Summary: This Work Package will examine the control and performance of storage assets at the equipment level and also on the wider grid scale, blending the use of physical pilot plants with high performance simulation using the WP2 models, realtime data links and hardware-in-the-loop techniques. The increasing use of renewable and distributed energy resources coupled with the emergence of new forms of electrical load such as vehicle charging is creating a range of evolving challenges for the operation and management of electricity networks. Energy storage offers a potential solution to reconcile supply and demand in future generation-limited low carbon grids, but many questions remain with regard to the type of storage, its size and location, the control and coordination between storage systems and generators, the through-life costs and the business models that will incentivise / reward storage providers. The diverse grid requirements range from high-energy, bulk buffering for renewables, or heavy industry, to rapid response ancillary services for grid reinforcement, such as frequency regulation and stability management. The research addresses the overarching question: how can we meet current and future system needs through control and integration of technologies with different characteristics (response times, power/energy ratios, lifetime, cycling), operating as single entities or as virtual power plants (VPPs). There are three work areas which draw specifically on the large-scale facilities that have been established through the capital grant and wherever possible build collaborative links between the complementary strands of research in the consortium

Task 3.1 Electrochemical storage system design, operation and optimisation

Task 3.2 Thermal storage system design / operation and optimisation

Task 3.3 Grid-wide control and coordination

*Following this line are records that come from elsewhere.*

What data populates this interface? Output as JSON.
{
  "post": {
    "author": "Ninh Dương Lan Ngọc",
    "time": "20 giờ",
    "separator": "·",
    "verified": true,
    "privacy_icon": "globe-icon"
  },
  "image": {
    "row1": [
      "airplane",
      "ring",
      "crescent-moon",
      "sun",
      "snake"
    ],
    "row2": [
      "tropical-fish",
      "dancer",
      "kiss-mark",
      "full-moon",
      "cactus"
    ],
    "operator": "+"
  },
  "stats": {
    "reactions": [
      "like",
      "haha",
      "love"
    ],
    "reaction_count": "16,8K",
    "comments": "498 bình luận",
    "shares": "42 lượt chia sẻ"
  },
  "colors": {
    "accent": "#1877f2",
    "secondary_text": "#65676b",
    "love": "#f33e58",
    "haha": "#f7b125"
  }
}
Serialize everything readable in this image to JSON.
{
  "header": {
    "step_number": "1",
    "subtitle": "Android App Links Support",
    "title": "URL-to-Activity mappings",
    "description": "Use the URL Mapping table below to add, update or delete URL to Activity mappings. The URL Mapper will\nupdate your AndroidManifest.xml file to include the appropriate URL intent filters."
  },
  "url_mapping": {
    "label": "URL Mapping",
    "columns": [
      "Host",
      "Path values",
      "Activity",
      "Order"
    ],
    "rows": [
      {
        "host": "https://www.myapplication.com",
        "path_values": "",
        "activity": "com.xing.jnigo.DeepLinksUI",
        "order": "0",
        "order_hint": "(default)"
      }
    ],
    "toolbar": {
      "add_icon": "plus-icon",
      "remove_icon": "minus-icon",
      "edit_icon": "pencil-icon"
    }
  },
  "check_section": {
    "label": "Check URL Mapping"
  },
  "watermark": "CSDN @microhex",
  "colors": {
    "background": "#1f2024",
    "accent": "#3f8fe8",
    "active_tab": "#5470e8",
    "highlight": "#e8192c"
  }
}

WP4 – UK Energy Storage Observatory

Lead: Dr Jonathan Radcliffe, University of Birmingham

Summary: The primary aim of this WP is to assess data and disseminate information from the energy storage capital grant facilities, maximising the value of those investments. Dissemination will be through a national ‘observatory’ for energy storage: this web-based portal will hold information on the facilities, research outputs from WPs 1 - 3, and provide access to data from operational runs of the pilot plants. We will also assess the performance of the pilot plants, over time, against performance metrics, using the captured data.  Whilst there is a growing number of energy storage demonstrator sites in the UK and globally, there is little data available on their operation. As well as experimental research equipment, the capital grants funded the building of energy storage pilot plants on university campuses at Birmingham, Manchester, Newcastle and Nottingham, together with the Sheffield facility at Willenhall on a public distribution network. These test-beds will allow systematic and comparative studies of energy storage technologies to an extent that is not possible with industrial demonstrators. It will allow sharing of data between centres and with others, with the technology options assessed side-by-side, to identify gaps and inform future policy and innovation decisions. By creating a network of such national facilities, and providing access to their output through a national energy storage observatory, the UK can be established as an innovation hub. We will make use of existing RCUK facilities through UKERC’s Energy Data Centre, which is run by STFC’s Energy Research Unit and stores data in the Centre for Environmental Data Analysis (CEDA) – a well-established national data repository. We will also engage with the wider energy programme where projects need to parametrise energy storage into systems models.  Although outside the scope of this project we will explore how data from other demonstration activities in the UK (for example, those publically funded by Ofgem and DECC) and Europe can be incorporated into the observatory, and grow it as a resource. We have support from Government and industry to pursue this activity – described in the Pathways to Impact statement.

Task 4.1 Design

Task 4.2 Operate and collect pilot plant operational data

Task 4.3 Analyse and engage